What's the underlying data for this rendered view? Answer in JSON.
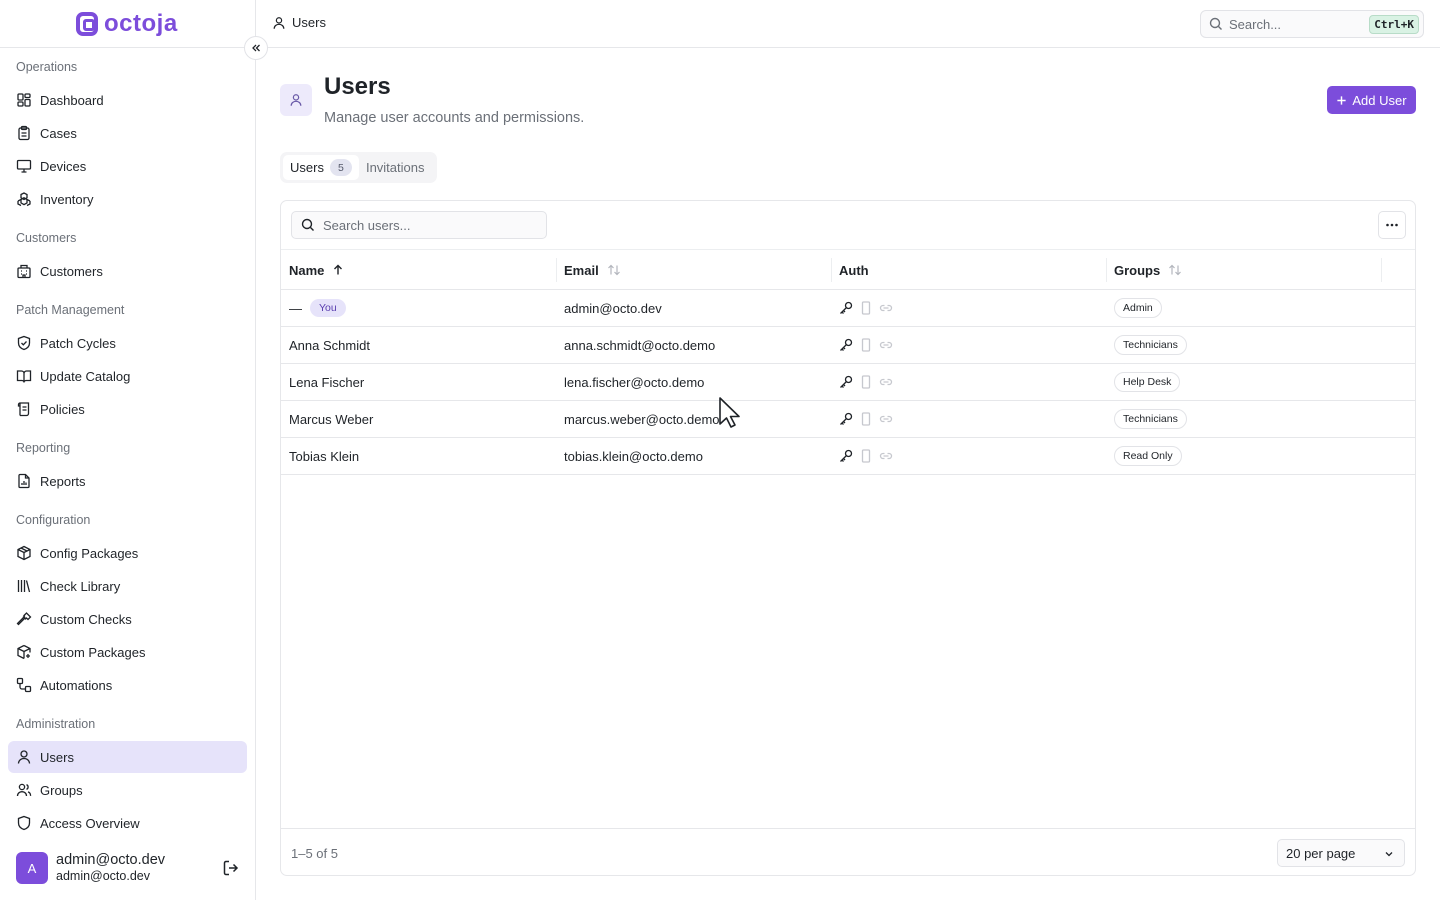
{
  "brand": {
    "name": "octoja",
    "accent": "#7c4ddb"
  },
  "sidebar": {
    "sections": [
      {
        "title": "Operations",
        "items": [
          {
            "label": "Dashboard",
            "icon": "dashboard-icon"
          },
          {
            "label": "Cases",
            "icon": "clipboard-icon"
          },
          {
            "label": "Devices",
            "icon": "monitor-icon"
          },
          {
            "label": "Inventory",
            "icon": "boxes-icon"
          }
        ]
      },
      {
        "title": "Customers",
        "items": [
          {
            "label": "Customers",
            "icon": "building-icon"
          }
        ]
      },
      {
        "title": "Patch Management",
        "items": [
          {
            "label": "Patch Cycles",
            "icon": "shield-check-icon"
          },
          {
            "label": "Update Catalog",
            "icon": "book-open-icon"
          },
          {
            "label": "Policies",
            "icon": "scroll-icon"
          }
        ]
      },
      {
        "title": "Reporting",
        "items": [
          {
            "label": "Reports",
            "icon": "file-chart-icon"
          }
        ]
      },
      {
        "title": "Configuration",
        "items": [
          {
            "label": "Config Packages",
            "icon": "package-icon"
          },
          {
            "label": "Check Library",
            "icon": "library-icon"
          },
          {
            "label": "Custom Checks",
            "icon": "hammer-icon"
          },
          {
            "label": "Custom Packages",
            "icon": "package-plus-icon"
          },
          {
            "label": "Automations",
            "icon": "workflow-icon"
          }
        ]
      },
      {
        "title": "Administration",
        "items": [
          {
            "label": "Users",
            "icon": "user-icon",
            "active": true
          },
          {
            "label": "Groups",
            "icon": "users-icon"
          },
          {
            "label": "Access Overview",
            "icon": "shield-icon"
          }
        ]
      }
    ],
    "user": {
      "initial": "A",
      "name": "admin@octo.dev",
      "email": "admin@octo.dev"
    }
  },
  "topbar": {
    "breadcrumb": "Users",
    "search_placeholder": "Search...",
    "shortcut": "Ctrl+K"
  },
  "page": {
    "title": "Users",
    "subtitle": "Manage user accounts and permissions.",
    "add_button": "Add User"
  },
  "tabs": [
    {
      "label": "Users",
      "count": "5",
      "active": true
    },
    {
      "label": "Invitations"
    }
  ],
  "table": {
    "search_placeholder": "Search users...",
    "columns": [
      "Name",
      "Email",
      "Auth",
      "Groups"
    ],
    "rows": [
      {
        "name": "—",
        "you": "You",
        "email": "admin@octo.dev",
        "group": "Admin"
      },
      {
        "name": "Anna Schmidt",
        "email": "anna.schmidt@octo.demo",
        "group": "Technicians"
      },
      {
        "name": "Lena Fischer",
        "email": "lena.fischer@octo.demo",
        "group": "Help Desk"
      },
      {
        "name": "Marcus Weber",
        "email": "marcus.weber@octo.demo",
        "group": "Technicians"
      },
      {
        "name": "Tobias Klein",
        "email": "tobias.klein@octo.demo",
        "group": "Read Only"
      }
    ],
    "range": "1–5 of 5",
    "per_page": "20 per page"
  }
}
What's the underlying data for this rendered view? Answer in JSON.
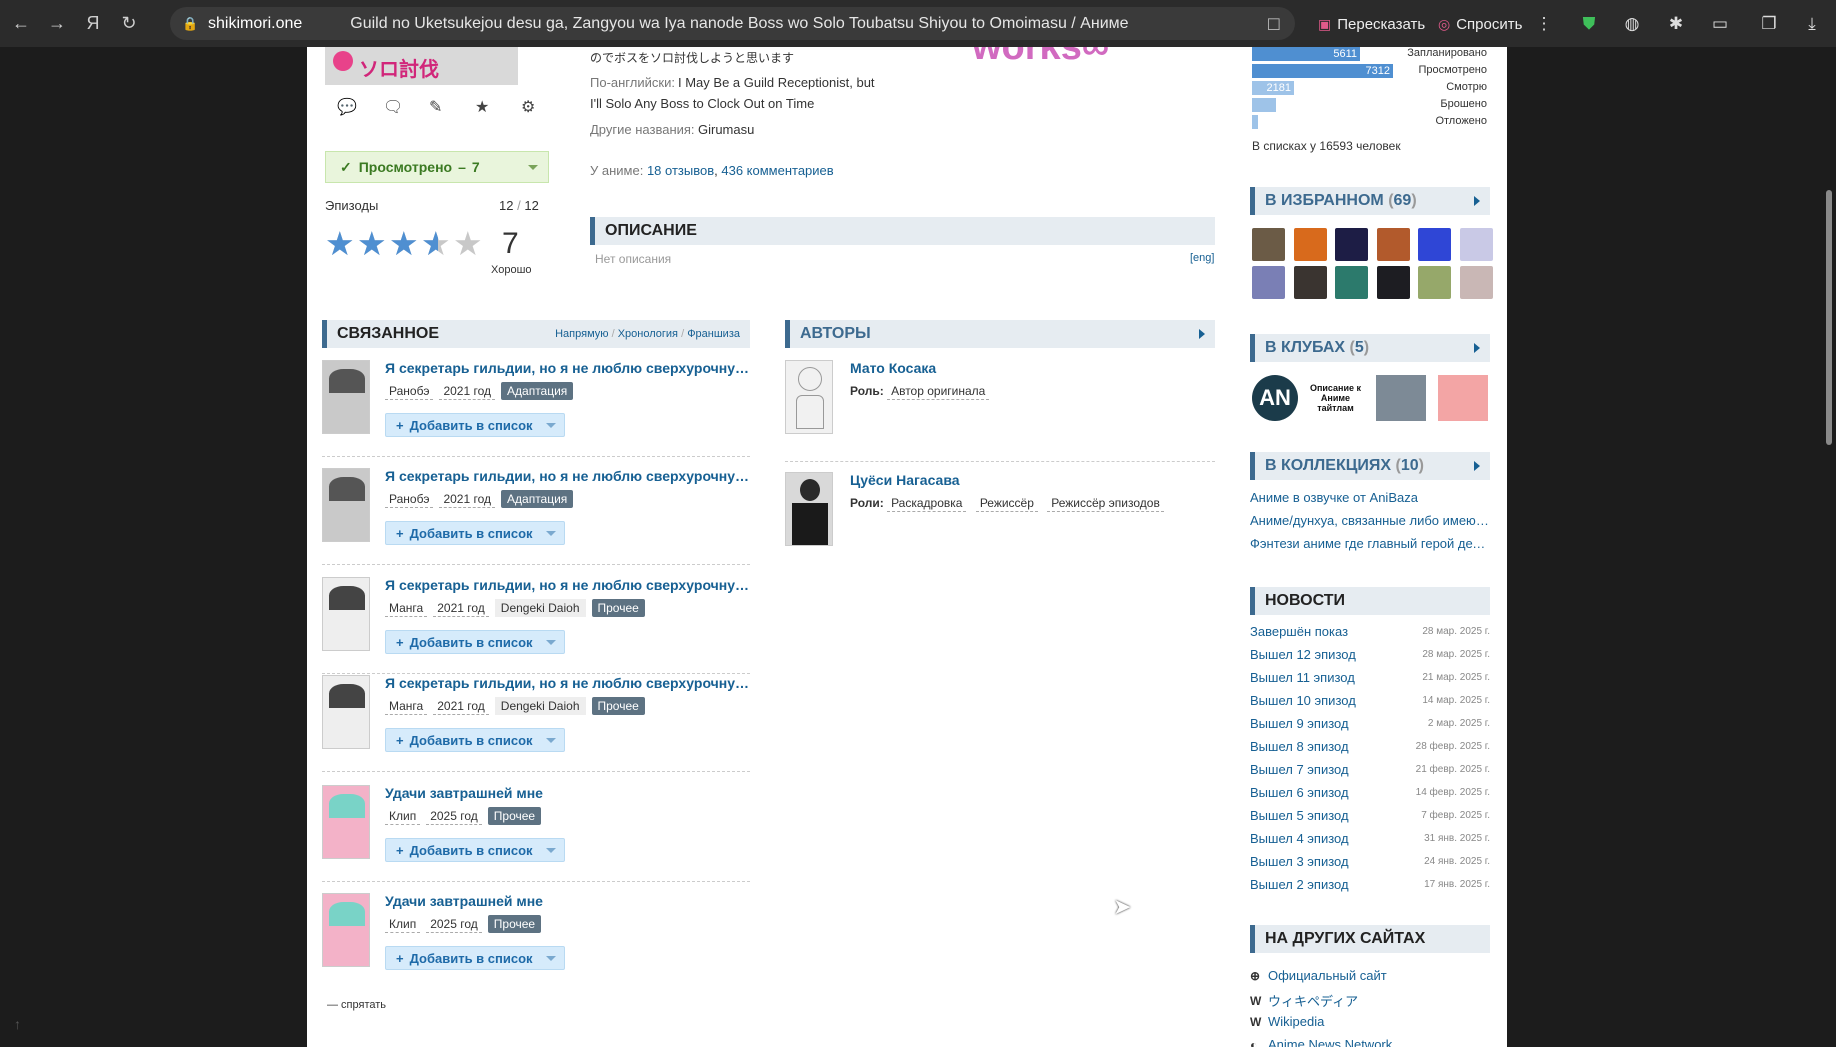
{
  "browser": {
    "domain": "shikimori.one",
    "page_title": "Guild no Uketsukejou desu ga, Zangyou wa Iya nanode Boss wo Solo Toubatsu Shiyou to Omoimasu / Аниме",
    "retell_label": "Пересказать",
    "ask_label": "Спросить"
  },
  "anime": {
    "cover_text": "ソロ討伐",
    "jp_title_tail": "のでボスをソロ討伐しようと思います",
    "english_label": "По-английски:",
    "english_title_line1": "I May Be a Guild Receptionist, but",
    "english_title_line2": "I'll Solo Any Boss to Clock Out on Time",
    "other_names_label": "Другие названия:",
    "other_names": "Girumasu",
    "studio_logo_text": "works∞",
    "anime_label": "У аниме:",
    "reviews_link": "18 отзывов",
    "comments_link": "436 комментариев",
    "status_label": "Просмотрено",
    "status_sep": "–",
    "status_score": "7",
    "episodes_label": "Эпизоды",
    "episodes_watched": "12",
    "episodes_sep": "/",
    "episodes_total": "12",
    "rating_value": "7",
    "rating_text": "Хорошо",
    "rating_fraction": 0.7
  },
  "description": {
    "header": "ОПИСАНИЕ",
    "text": "Нет описания",
    "lang_link": "[eng]"
  },
  "related": {
    "header": "СВЯЗАННОЕ",
    "filters": [
      "Напрямую",
      "Хронология",
      "Франшиза"
    ],
    "filter_sep": "/",
    "add_label": "Добавить в список",
    "items": [
      {
        "title": "Я секретарь гильдии, но я не люблю сверхурочную работу",
        "kind": "Ранобэ",
        "year": "2021 год",
        "tag": "Адаптация",
        "extra": ""
      },
      {
        "title": "Я секретарь гильдии, но я не люблю сверхурочную работу",
        "kind": "Ранобэ",
        "year": "2021 год",
        "tag": "Адаптация",
        "extra": ""
      },
      {
        "title": "Я секретарь гильдии, но я не люблю сверхурочную работу",
        "kind": "Манга",
        "year": "2021 год",
        "tag": "Прочее",
        "extra": "Dengeki Daioh"
      },
      {
        "title": "Я секретарь гильдии, но я не люблю сверхурочную работу",
        "kind": "Манга",
        "year": "2021 год",
        "tag": "Прочее",
        "extra": "Dengeki Daioh"
      },
      {
        "title": "Удачи завтрашней мне",
        "kind": "Клип",
        "year": "2025 год",
        "tag": "Прочее",
        "extra": ""
      },
      {
        "title": "Удачи завтрашней мне",
        "kind": "Клип",
        "year": "2025 год",
        "tag": "Прочее",
        "extra": ""
      }
    ],
    "hide_label": "— спрятать"
  },
  "authors": {
    "header": "АВТОРЫ",
    "people": [
      {
        "name": "Мато Косака",
        "roles_label": "Роль:",
        "roles": [
          "Автор оригинала"
        ]
      },
      {
        "name": "Цуёси Нагасава",
        "roles_label": "Роли:",
        "roles": [
          "Раскадровка",
          "Режиссёр",
          "Режиссёр эпизодов"
        ]
      }
    ]
  },
  "stats": {
    "rows": [
      {
        "value": "5611",
        "label": "Запланировано",
        "fraction": 0.72
      },
      {
        "value": "7312",
        "label": "Просмотрено",
        "fraction": 0.94
      },
      {
        "value": "2181",
        "label": "Смотрю",
        "fraction": 0.28
      },
      {
        "value": "",
        "label": "Брошено",
        "fraction": 0.16
      },
      {
        "value": "",
        "label": "Отложено",
        "fraction": 0.04
      }
    ],
    "in_lists": "В списках у 16593 человек"
  },
  "favourites": {
    "header": "В ИЗБРАННОМ",
    "count": "69",
    "colors": [
      "#6b5b46",
      "#d86a1c",
      "#1d1d45",
      "#b25a2c",
      "#2f46d6",
      "#c9c9e6",
      "#7a7fb5",
      "#3a3430",
      "#2c7a6c",
      "#1d1d22",
      "#96a86a",
      "#c9b7b5"
    ]
  },
  "clubs": {
    "header": "В КЛУБАХ",
    "count": "5",
    "anime_club_text": "Описание к Аниме тайтлам"
  },
  "collections": {
    "header": "В КОЛЛЕКЦИЯХ",
    "count": "10",
    "items": [
      "Аниме в озвучке от AniBaza",
      "Аниме/дунхуа, связанные либо имеющие",
      "Фэнтези аниме где главный герой делает"
    ]
  },
  "news": {
    "header": "НОВОСТИ",
    "items": [
      {
        "title": "Завершён показ",
        "date": "28 мар. 2025 г."
      },
      {
        "title": "Вышел 12 эпизод",
        "date": "28 мар. 2025 г."
      },
      {
        "title": "Вышел 11 эпизод",
        "date": "21 мар. 2025 г."
      },
      {
        "title": "Вышел 10 эпизод",
        "date": "14 мар. 2025 г."
      },
      {
        "title": "Вышел 9 эпизод",
        "date": "2 мар. 2025 г."
      },
      {
        "title": "Вышел 8 эпизод",
        "date": "28 февр. 2025 г."
      },
      {
        "title": "Вышел 7 эпизод",
        "date": "21 февр. 2025 г."
      },
      {
        "title": "Вышел 6 эпизод",
        "date": "14 февр. 2025 г."
      },
      {
        "title": "Вышел 5 эпизод",
        "date": "7 февр. 2025 г."
      },
      {
        "title": "Вышел 4 эпизод",
        "date": "31 янв. 2025 г."
      },
      {
        "title": "Вышел 3 эпизод",
        "date": "24 янв. 2025 г."
      },
      {
        "title": "Вышел 2 эпизод",
        "date": "17 янв. 2025 г."
      }
    ]
  },
  "other_sites": {
    "header": "НА ДРУГИХ САЙТАХ",
    "items": [
      "Официальный сайт",
      "ウィキペディア",
      "Wikipedia",
      "Anime News Network"
    ]
  }
}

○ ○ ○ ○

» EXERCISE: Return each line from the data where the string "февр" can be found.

» YOUR SOLUTION:
        "date": "28 февр. 2025 г."
        "date": "21 февр. 2025 г."
        "date": "14 февр. 2025 г."
        "date": "7 февр. 2025 г."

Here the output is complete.